Guest blogger, Emily, is pictured right between The Joseph School hands! 

Two years ago Steve Quirk (my boss) visited the Joseph School on a similar trip. When he returned he talked about the engaged students, passionate teachers and unique mission of the school: to create the next generation of Haitian leaders. I was impressed with the Joseph School’s recognition that the best people to change Haiti will come from Haiti. It is an essential principle often disregarded by even the most well-meaning philanthropic groups. So when Steve asked me if I would like the opportunity to visit the school my response was an immediate yes!

The Journey

My journey to the Joseph School began in the Atlanta airport, where I met the majority of our group. Marketing researchers from all walks of life flew in from around the U.S. (and the world!) to experience this vision trip.

By the time we landed in Haiti I was full of energy and anticipation. We boarded the school bus and I slowly took in the heat (I left frigid Minnesota temps the day before), smell and color of Haiti.

The next few hours were a blur as we got to know each other and made plans for the next day. We were getting up at the crack of dawn so we could arrive at the school before the students.

The School

Our first morning in Haiti was beautiful. It was warm but not humid, and as the sun came up it highlighted the green vegetation and the colorful buildings. Our group was sleepy but excited as we boarded the bus and made the bumpy trek to the school, passing the packed children’s school bus on the way!

We arrived at the school a few minutes before the children and had a chance to look around the classrooms. The rooms were set up similarly to some of the small-town classrooms I attended back in Minnesota: desks facing each other; white boards and children’s school work on the walls; book shelves with lesson materials; a teacher’s desk near the front. I later learned that this is a very unique set up in Haiti as most schools work on the premise of pure memorization, cramming students into classrooms on rows of wooden benches.

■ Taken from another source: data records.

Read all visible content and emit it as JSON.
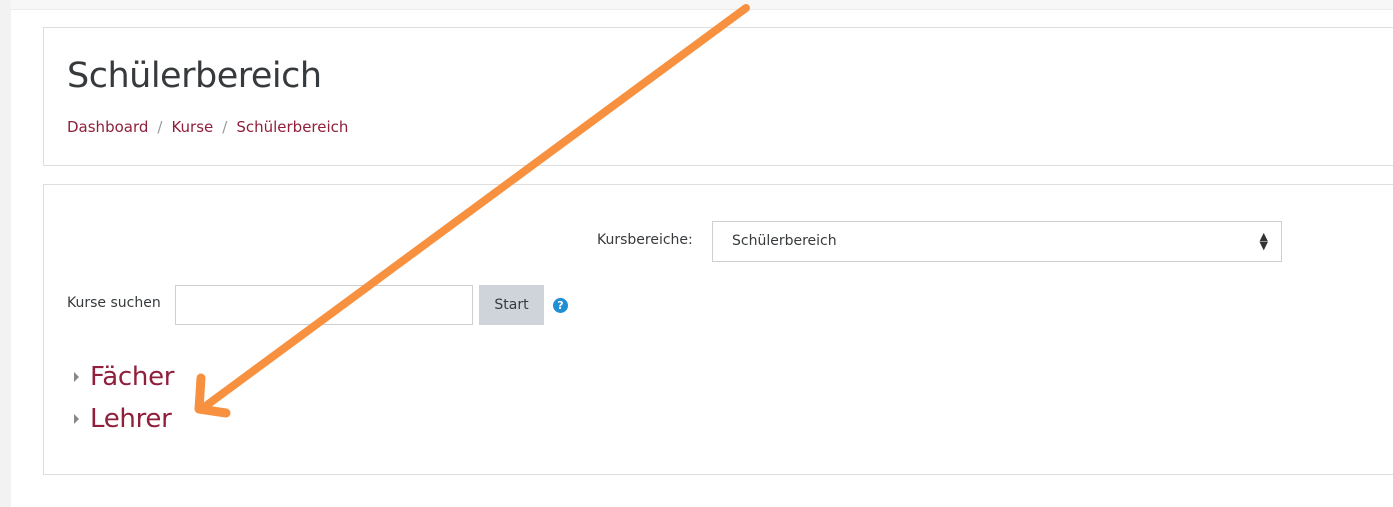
{
  "header": {
    "title": "Schülerbereich",
    "breadcrumb": [
      {
        "label": "Dashboard"
      },
      {
        "label": "Kurse"
      },
      {
        "label": "Schülerbereich"
      }
    ],
    "separator": "/"
  },
  "category_selector": {
    "label": "Kursbereiche:",
    "selected": "Schülerbereich"
  },
  "search": {
    "label": "Kurse suchen",
    "value": "",
    "button_label": "Start",
    "help_icon": "question-circle-icon"
  },
  "categories": [
    {
      "name": "Fächer"
    },
    {
      "name": "Lehrer"
    }
  ],
  "annotation": {
    "color": "#f7913f"
  },
  "colors": {
    "link": "#8f1f3b",
    "help": "#1f8fd6"
  }
}
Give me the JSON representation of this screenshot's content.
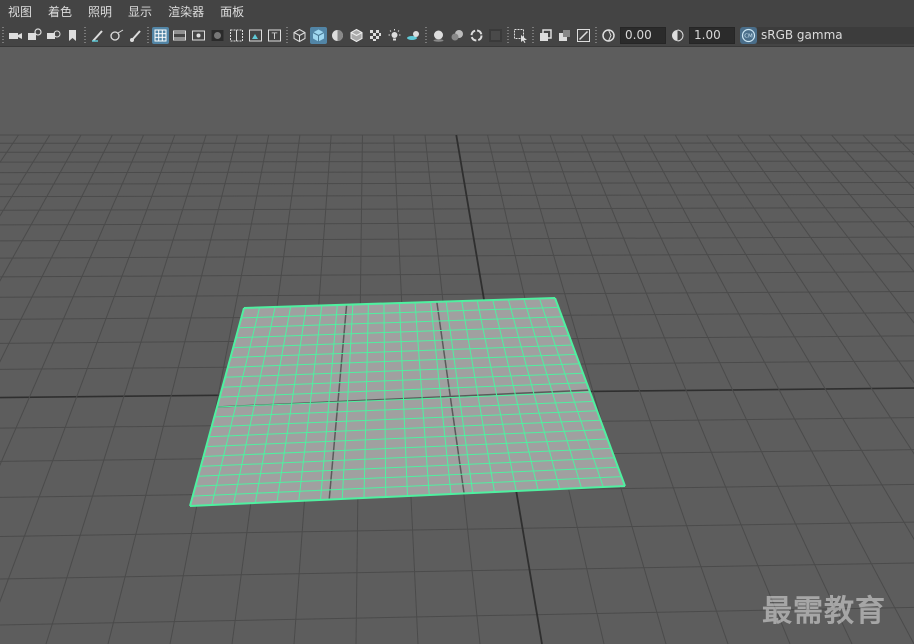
{
  "menu": [
    "视图",
    "着色",
    "照明",
    "显示",
    "渲染器",
    "面板"
  ],
  "toolbar": {
    "exposure_value": "0.00",
    "gamma_value": "1.00",
    "color_management_badge": "CM",
    "color_space_label": "sRGB gamma",
    "icons": [
      "camera-select-icon",
      "camera-attributes-icon",
      "camera-bookmark-icon",
      "bookmark-icon",
      "grease-pencil-icon",
      "camera-target-icon",
      "paint-brush-icon",
      "grid-toggle-icon",
      "film-gate-icon",
      "resolution-gate-icon",
      "gate-mask-icon",
      "field-chart-icon",
      "safe-action-icon",
      "safe-title-icon",
      "wireframe-icon",
      "smooth-shade-icon",
      "default-material-icon",
      "wireframe-on-shaded-icon",
      "textured-icon",
      "lights-icon",
      "shadows-icon",
      "screen-space-ao-icon",
      "motion-blur-icon",
      "anti-aliasing-icon",
      "depth-of-field-icon",
      "isolate-select-icon",
      "xray-icon",
      "xray-joints-icon",
      "xray-active-icon",
      "exposure-icon",
      "gamma-icon",
      "color-management-icon"
    ]
  },
  "colors": {
    "viewport_bg": "#5d5d5d",
    "grid_line": "#4b4b4b",
    "grid_axis": "#2f2f2f",
    "selection_highlight": "#4ff0a0",
    "plane_fill": "#a0a0a0",
    "toolbar_bg": "#444444",
    "active_button": "#5285a6"
  },
  "viewport": {
    "object": "plane",
    "selected": true
  },
  "watermark": "最需教育"
}
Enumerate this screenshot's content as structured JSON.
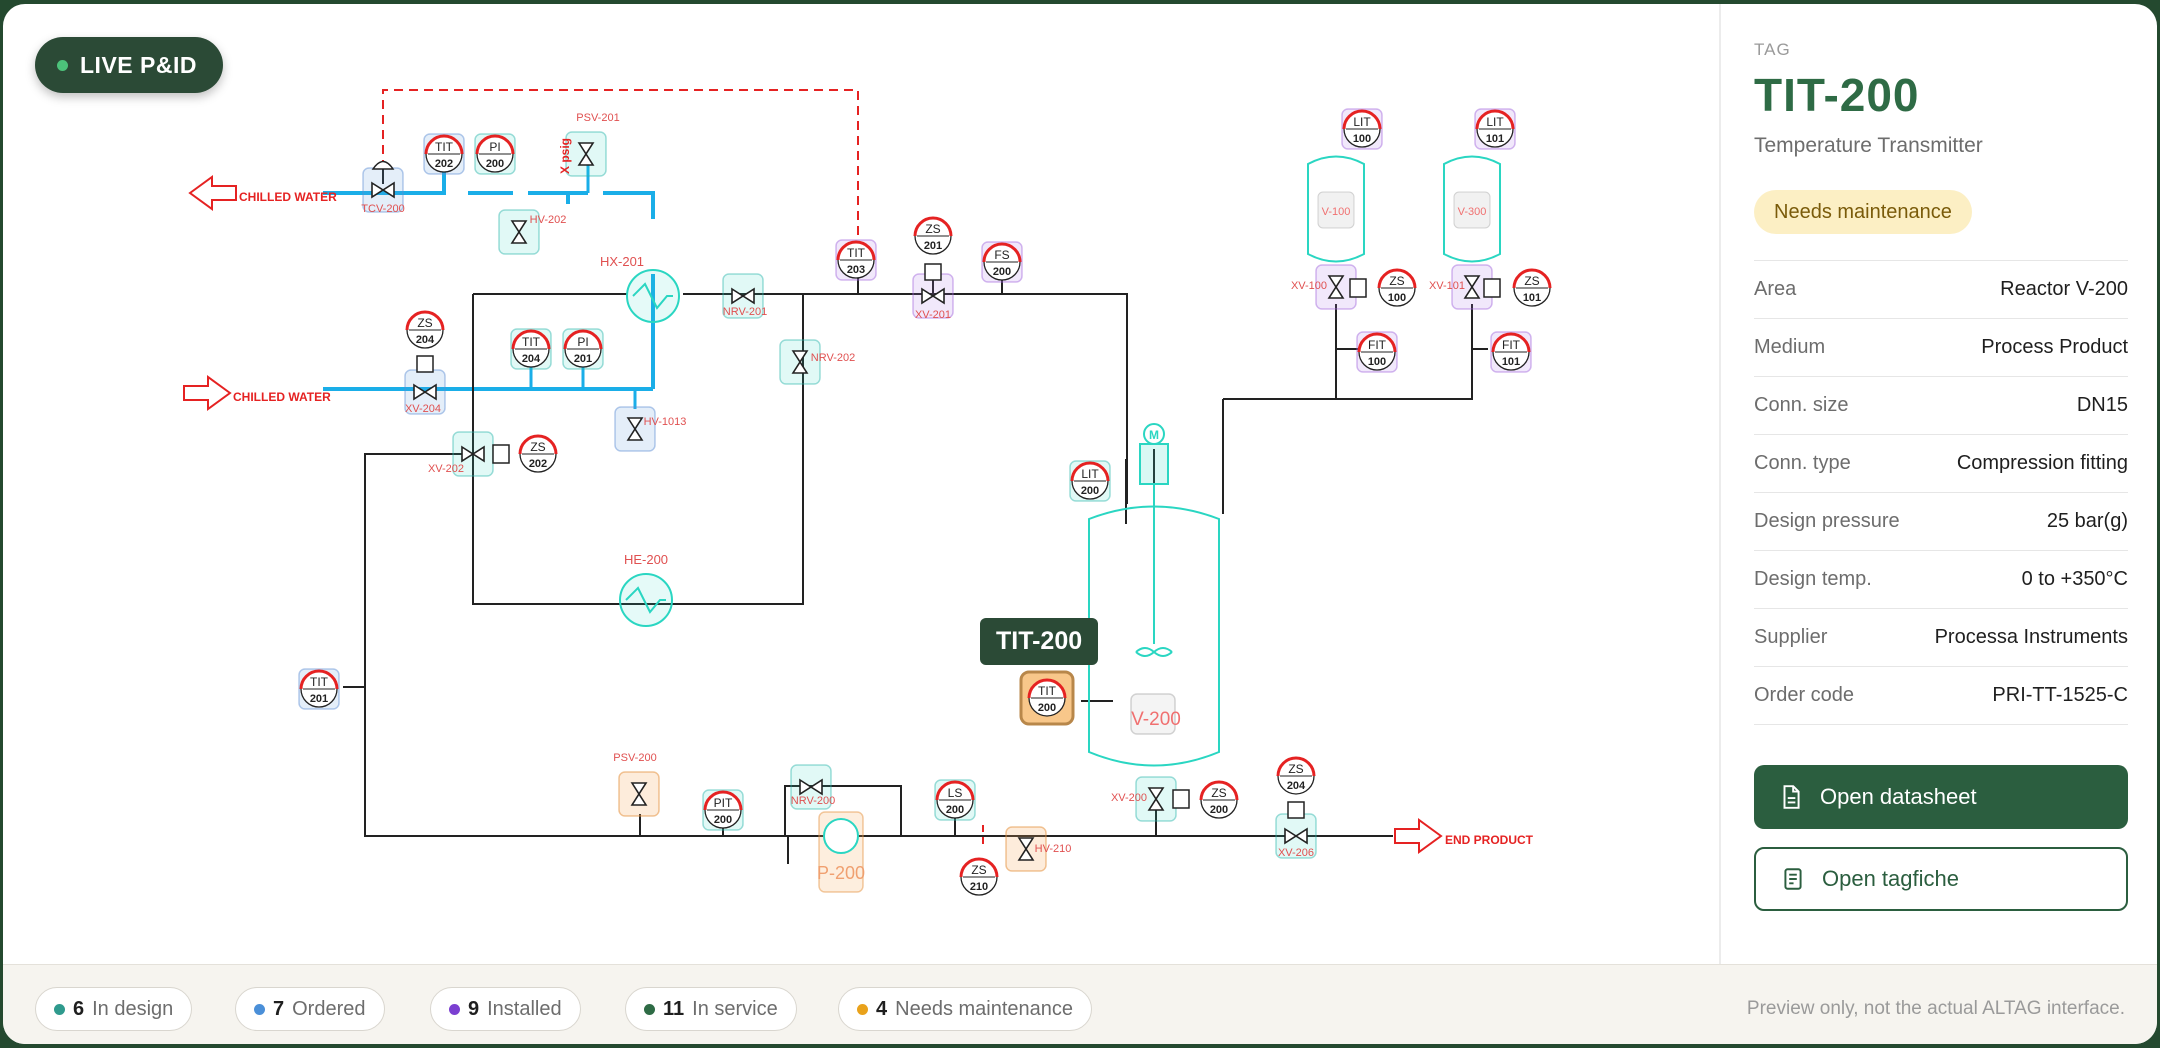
{
  "live_label": "LIVE P&ID",
  "tooltip": "TIT-200",
  "diagram": {
    "stream_in_top": "CHILLED WATER",
    "stream_in_bottom": "CHILLED WATER",
    "stream_out": "END PRODUCT",
    "psv_note": "X psig",
    "equipment": {
      "hx201": "HX-201",
      "he200": "HE-200",
      "p200": "P-200",
      "v200": "V-200",
      "v100": "V-100",
      "v300": "V-300",
      "motor": "M"
    },
    "valves": {
      "tcv200": "TCV-200",
      "hv202": "HV-202",
      "psv201": "PSV-201",
      "nrv201": "NRV-201",
      "nrv202": "NRV-202",
      "xv201": "XV-201",
      "xv204": "XV-204",
      "hv1013": "HV-1013",
      "xv202": "XV-202",
      "psv200": "PSV-200",
      "nrv200": "NRV-200",
      "hv210": "HV-210",
      "xv200": "XV-200",
      "xv206": "XV-206",
      "xv100": "XV-100",
      "xv101": "XV-101"
    },
    "instruments": [
      {
        "id": "tit202",
        "top": "TIT",
        "num": "202"
      },
      {
        "id": "pi200",
        "top": "PI",
        "num": "200"
      },
      {
        "id": "tit203",
        "top": "TIT",
        "num": "203"
      },
      {
        "id": "zs201",
        "top": "ZS",
        "num": "201"
      },
      {
        "id": "fs200",
        "top": "FS",
        "num": "200"
      },
      {
        "id": "zs204a",
        "top": "ZS",
        "num": "204"
      },
      {
        "id": "tit204",
        "top": "TIT",
        "num": "204"
      },
      {
        "id": "pi201",
        "top": "PI",
        "num": "201"
      },
      {
        "id": "zs202",
        "top": "ZS",
        "num": "202"
      },
      {
        "id": "lit200",
        "top": "LIT",
        "num": "200"
      },
      {
        "id": "tit200",
        "top": "TIT",
        "num": "200"
      },
      {
        "id": "tit201",
        "top": "TIT",
        "num": "201"
      },
      {
        "id": "pit200",
        "top": "PIT",
        "num": "200"
      },
      {
        "id": "ls200",
        "top": "LS",
        "num": "200"
      },
      {
        "id": "zs210",
        "top": "ZS",
        "num": "210"
      },
      {
        "id": "zs200",
        "top": "ZS",
        "num": "200"
      },
      {
        "id": "zs204b",
        "top": "ZS",
        "num": "204"
      },
      {
        "id": "lit100",
        "top": "LIT",
        "num": "100"
      },
      {
        "id": "lit101",
        "top": "LIT",
        "num": "101"
      },
      {
        "id": "zs100",
        "top": "ZS",
        "num": "100"
      },
      {
        "id": "zs101",
        "top": "ZS",
        "num": "101"
      },
      {
        "id": "fit100",
        "top": "FIT",
        "num": "100"
      },
      {
        "id": "fit101",
        "top": "FIT",
        "num": "101"
      }
    ]
  },
  "sidebar": {
    "caption": "TAG",
    "tag": "TIT-200",
    "description": "Temperature Transmitter",
    "status": "Needs maintenance",
    "properties": [
      {
        "label": "Area",
        "value": "Reactor V-200"
      },
      {
        "label": "Medium",
        "value": "Process Product"
      },
      {
        "label": "Conn. size",
        "value": "DN15"
      },
      {
        "label": "Conn. type",
        "value": "Compression fitting"
      },
      {
        "label": "Design pressure",
        "value": "25 bar(g)"
      },
      {
        "label": "Design temp.",
        "value": "0 to +350°C"
      },
      {
        "label": "Supplier",
        "value": "Processa Instruments"
      },
      {
        "label": "Order code",
        "value": "PRI-TT-1525-C"
      }
    ],
    "open_datasheet": "Open datasheet",
    "open_tagfiche": "Open tagfiche"
  },
  "footer": {
    "chips": [
      {
        "count": "6",
        "label": "In design",
        "color": "#2f9a8d"
      },
      {
        "count": "7",
        "label": "Ordered",
        "color": "#4a8fd8"
      },
      {
        "count": "9",
        "label": "Installed",
        "color": "#7b3fd1"
      },
      {
        "count": "11",
        "label": "In service",
        "color": "#2e6b45"
      },
      {
        "count": "4",
        "label": "Needs maintenance",
        "color": "#e9a21b"
      }
    ],
    "note": "Preview only, not the actual ALTAG interface."
  },
  "colors": {
    "brand": "#2b4a36",
    "accent": "#2e6b45",
    "water": "#1aaee8",
    "equipment": "#2ad6c2",
    "alarm": "#e52222"
  }
}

At the school we experienced the opening ceremony, played with the children, served them breakfast and lunch, and watched a student soccer game. My favorite part was sitting and painting the girl’s nails while watching the game. I was impressed by how friendly and respectful the children were. Despite their poverty, they seemed happy and full of purpose. We also picked up trash around the property and learned more about the school from Jonaé Shaw, director of engagement for the Joseph School.

Changing the future of Haiti

When Bildad, the director of operations, led the opening ceremony for the students, he called each one of the students princes and princesses, reminding them of their potential. When I spoke to him later I learned that he and his brother taught their mother to read and write after school as children. Bildad said, “I want more girls at the school because each one reminds me of my mother.” Hearing this brought tears to my eyes and inspired my soul.

There is so much more I could say about my trip to Haiti but instead I’m going to encourage you to visit the Joseph School to see for yourself the amazing work being done. I know that my trip to Haiti won’t change the country but I truly believe the combined effort of everyone who
participates in the Joseph School’s mission will.